ceedings, and of choosing a enough, therefore, to look them over
Executive, and, so far as the future again.
can be provided for, of shaping its In No. 1, I ask for scriptural authority,
future operations. Knowing the tenabout which “J. B." says not a word
dency of public bodies and officials in the whole of his letter. If such
to travel in well-worn ruts, and to authority is forthcoming of course No. cherish old traditions, the originators 2 falls to the ground. But if there is of the institution resolved, as it were, no plain and positive teaching on the
periodically to kiss their mother earth, subject in the word of God, I cannot
that they might rise refreshed and see what other ground to discuss the
strengthened, and might prosecute question upon save that of expediency, their work with the aid of new allies, by which of course I mean whatever
and with an energy instinct with the will be best for the church's welfare.
life and spirit of the time. It was a With reference to No. 3, will “J. B."
bold, and somewhat bazardous, but it please explain what he means by has proved to be a perfectly successful “ordinary cases ?” and also whether
device; for probably to it, as much as in such cases he considers that a notice
to any other cause, is attributable the from an individual to the officers or fact that the “ Liberation Society" has members of a church, to the effect
existed during a far longer term than that from that time he ceases to be a
any kindred organization; and that in member of such church, would con
its twenty-fourth year it exhibits a stitute a valid withdrawal ?
degree of vigour which is as much an Yours truly,
occasion of wonder and admiration to QUERIST. the adherents of establishments as of
thankfulness to its own supporters. THE TRIENNIAL CONFERENCE
The next Triennial Conference is OF THE LIBERATION SOCIETY. approaching, the time fixed being the
5th and 6th of May, and, in asking the TO THE EDITOR
attention of your readers to the adverSir,

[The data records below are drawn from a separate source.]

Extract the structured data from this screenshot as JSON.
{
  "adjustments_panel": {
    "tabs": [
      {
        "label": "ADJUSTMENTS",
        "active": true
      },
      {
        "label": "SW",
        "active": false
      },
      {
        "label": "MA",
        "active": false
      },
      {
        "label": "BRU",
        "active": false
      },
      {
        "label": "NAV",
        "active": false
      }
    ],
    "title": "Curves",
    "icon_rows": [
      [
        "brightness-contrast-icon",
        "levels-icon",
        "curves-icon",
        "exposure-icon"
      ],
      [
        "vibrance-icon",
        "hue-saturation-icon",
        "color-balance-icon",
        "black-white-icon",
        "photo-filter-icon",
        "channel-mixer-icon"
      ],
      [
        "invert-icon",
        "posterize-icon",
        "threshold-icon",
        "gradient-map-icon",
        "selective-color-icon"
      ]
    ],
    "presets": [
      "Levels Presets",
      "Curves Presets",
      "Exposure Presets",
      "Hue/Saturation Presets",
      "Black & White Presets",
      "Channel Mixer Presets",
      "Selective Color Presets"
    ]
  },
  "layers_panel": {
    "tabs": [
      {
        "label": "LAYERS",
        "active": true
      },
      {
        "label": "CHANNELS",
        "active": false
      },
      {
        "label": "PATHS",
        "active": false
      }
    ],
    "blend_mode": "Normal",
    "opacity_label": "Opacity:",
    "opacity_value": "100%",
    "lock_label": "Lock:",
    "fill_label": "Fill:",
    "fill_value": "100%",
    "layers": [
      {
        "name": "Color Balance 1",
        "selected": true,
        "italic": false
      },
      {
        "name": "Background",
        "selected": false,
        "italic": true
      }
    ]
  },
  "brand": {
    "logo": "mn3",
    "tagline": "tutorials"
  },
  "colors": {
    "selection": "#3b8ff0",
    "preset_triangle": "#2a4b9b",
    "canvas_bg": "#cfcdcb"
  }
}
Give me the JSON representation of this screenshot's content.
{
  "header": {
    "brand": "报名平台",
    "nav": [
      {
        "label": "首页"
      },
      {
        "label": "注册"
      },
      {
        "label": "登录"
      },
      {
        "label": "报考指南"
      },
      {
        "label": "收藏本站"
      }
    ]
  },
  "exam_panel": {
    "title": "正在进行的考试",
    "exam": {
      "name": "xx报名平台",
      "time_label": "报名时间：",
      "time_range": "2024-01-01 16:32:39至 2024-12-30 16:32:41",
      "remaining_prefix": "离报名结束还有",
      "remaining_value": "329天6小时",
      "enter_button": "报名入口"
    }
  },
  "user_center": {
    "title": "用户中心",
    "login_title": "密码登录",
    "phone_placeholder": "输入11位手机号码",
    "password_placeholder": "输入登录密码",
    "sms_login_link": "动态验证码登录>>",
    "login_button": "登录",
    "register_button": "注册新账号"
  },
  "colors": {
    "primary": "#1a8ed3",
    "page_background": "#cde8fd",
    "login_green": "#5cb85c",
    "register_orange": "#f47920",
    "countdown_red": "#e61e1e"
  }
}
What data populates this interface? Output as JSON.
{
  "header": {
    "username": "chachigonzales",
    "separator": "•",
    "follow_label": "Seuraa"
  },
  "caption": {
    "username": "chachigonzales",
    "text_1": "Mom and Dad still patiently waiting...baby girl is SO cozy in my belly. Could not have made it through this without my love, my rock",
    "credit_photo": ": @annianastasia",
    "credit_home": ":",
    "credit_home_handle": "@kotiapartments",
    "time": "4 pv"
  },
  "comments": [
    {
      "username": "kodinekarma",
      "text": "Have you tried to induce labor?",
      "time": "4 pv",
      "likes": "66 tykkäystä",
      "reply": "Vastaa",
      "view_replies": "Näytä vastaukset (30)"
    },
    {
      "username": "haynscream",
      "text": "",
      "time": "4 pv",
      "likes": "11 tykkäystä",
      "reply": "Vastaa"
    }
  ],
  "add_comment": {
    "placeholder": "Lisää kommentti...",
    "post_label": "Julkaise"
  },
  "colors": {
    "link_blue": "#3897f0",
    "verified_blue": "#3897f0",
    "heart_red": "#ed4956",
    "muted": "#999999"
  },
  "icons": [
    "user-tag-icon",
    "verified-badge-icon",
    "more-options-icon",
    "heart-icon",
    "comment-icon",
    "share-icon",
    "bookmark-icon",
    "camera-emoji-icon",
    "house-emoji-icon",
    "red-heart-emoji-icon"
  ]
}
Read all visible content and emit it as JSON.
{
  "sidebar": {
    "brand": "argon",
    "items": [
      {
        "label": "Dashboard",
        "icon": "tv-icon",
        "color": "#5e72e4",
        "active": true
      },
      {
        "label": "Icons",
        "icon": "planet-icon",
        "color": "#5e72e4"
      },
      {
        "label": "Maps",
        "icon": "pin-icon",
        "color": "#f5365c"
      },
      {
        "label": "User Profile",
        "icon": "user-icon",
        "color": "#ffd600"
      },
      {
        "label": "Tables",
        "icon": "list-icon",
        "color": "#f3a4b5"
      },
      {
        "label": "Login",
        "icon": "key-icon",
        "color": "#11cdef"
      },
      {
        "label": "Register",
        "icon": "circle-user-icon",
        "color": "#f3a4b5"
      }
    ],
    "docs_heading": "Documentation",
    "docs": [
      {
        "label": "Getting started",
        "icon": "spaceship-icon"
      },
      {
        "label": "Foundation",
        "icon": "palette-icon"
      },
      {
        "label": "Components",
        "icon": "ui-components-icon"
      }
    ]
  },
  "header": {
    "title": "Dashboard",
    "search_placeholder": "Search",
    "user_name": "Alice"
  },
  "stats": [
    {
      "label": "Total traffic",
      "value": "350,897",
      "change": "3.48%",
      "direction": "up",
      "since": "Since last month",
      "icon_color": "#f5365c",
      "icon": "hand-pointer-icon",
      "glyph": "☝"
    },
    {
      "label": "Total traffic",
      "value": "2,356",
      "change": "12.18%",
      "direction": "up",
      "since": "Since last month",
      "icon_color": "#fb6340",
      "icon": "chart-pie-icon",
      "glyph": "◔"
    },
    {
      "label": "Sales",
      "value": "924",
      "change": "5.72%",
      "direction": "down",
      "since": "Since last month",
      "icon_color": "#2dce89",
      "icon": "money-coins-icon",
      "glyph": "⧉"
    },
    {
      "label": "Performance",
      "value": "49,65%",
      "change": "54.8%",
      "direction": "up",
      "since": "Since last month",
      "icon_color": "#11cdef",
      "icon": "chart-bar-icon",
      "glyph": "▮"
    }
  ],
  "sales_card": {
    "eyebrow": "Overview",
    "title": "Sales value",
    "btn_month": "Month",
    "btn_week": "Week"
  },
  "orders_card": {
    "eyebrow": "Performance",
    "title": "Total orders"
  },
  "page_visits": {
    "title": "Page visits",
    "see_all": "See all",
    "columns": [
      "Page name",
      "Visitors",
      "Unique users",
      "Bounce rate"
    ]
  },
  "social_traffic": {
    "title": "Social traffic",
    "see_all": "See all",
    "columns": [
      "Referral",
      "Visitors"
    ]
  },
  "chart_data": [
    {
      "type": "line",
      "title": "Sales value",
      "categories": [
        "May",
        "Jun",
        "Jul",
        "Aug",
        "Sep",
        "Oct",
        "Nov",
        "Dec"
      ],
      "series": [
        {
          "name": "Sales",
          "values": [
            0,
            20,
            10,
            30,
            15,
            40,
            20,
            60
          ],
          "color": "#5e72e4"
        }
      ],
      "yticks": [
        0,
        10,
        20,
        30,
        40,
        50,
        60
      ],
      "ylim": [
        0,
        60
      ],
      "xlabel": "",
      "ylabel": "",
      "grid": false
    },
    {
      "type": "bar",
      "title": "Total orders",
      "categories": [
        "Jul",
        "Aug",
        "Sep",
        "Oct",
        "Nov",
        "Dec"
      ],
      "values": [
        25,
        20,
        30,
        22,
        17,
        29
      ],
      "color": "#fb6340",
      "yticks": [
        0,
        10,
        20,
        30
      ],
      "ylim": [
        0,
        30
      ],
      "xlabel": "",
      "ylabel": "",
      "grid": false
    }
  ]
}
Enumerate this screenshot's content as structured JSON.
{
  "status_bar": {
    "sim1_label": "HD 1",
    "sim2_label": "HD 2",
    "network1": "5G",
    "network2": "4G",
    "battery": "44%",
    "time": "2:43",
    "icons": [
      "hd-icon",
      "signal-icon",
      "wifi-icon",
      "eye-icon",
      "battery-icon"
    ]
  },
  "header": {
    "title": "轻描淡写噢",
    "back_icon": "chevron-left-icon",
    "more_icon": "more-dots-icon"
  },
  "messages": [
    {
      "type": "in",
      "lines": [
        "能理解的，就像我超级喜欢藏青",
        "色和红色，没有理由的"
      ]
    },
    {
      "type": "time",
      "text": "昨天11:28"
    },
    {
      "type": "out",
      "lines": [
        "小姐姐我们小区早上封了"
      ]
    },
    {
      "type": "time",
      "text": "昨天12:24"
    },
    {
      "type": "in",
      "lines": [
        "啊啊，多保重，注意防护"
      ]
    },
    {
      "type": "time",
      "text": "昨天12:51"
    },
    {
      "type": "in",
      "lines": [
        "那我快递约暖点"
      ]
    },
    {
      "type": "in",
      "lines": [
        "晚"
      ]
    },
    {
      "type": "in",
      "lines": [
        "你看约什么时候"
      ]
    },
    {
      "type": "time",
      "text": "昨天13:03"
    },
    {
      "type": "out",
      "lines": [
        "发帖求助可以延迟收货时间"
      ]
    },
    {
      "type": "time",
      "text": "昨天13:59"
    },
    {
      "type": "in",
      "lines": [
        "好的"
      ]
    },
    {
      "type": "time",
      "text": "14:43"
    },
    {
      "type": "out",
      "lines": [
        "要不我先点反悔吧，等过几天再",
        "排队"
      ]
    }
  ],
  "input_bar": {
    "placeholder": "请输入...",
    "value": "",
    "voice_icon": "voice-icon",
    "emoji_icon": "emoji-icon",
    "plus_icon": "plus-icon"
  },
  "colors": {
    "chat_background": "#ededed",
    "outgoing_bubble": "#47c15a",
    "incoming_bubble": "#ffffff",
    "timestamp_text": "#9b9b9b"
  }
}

Thanks to the denunciations of tisement-appearing elsewhere-of the opponents, as well as to the efforts of mode in which it will be convened, I friends, the “ Liberation Society” has venture to urge that there are some become one of the best known institu- special reasons why the invitation of tions in the kingdom; its fundamental the Executive Committee should be privciples and "ulterior aims" being accepted by those who in past years now familiar to thousands, not only of did not feel it to be obligatory upon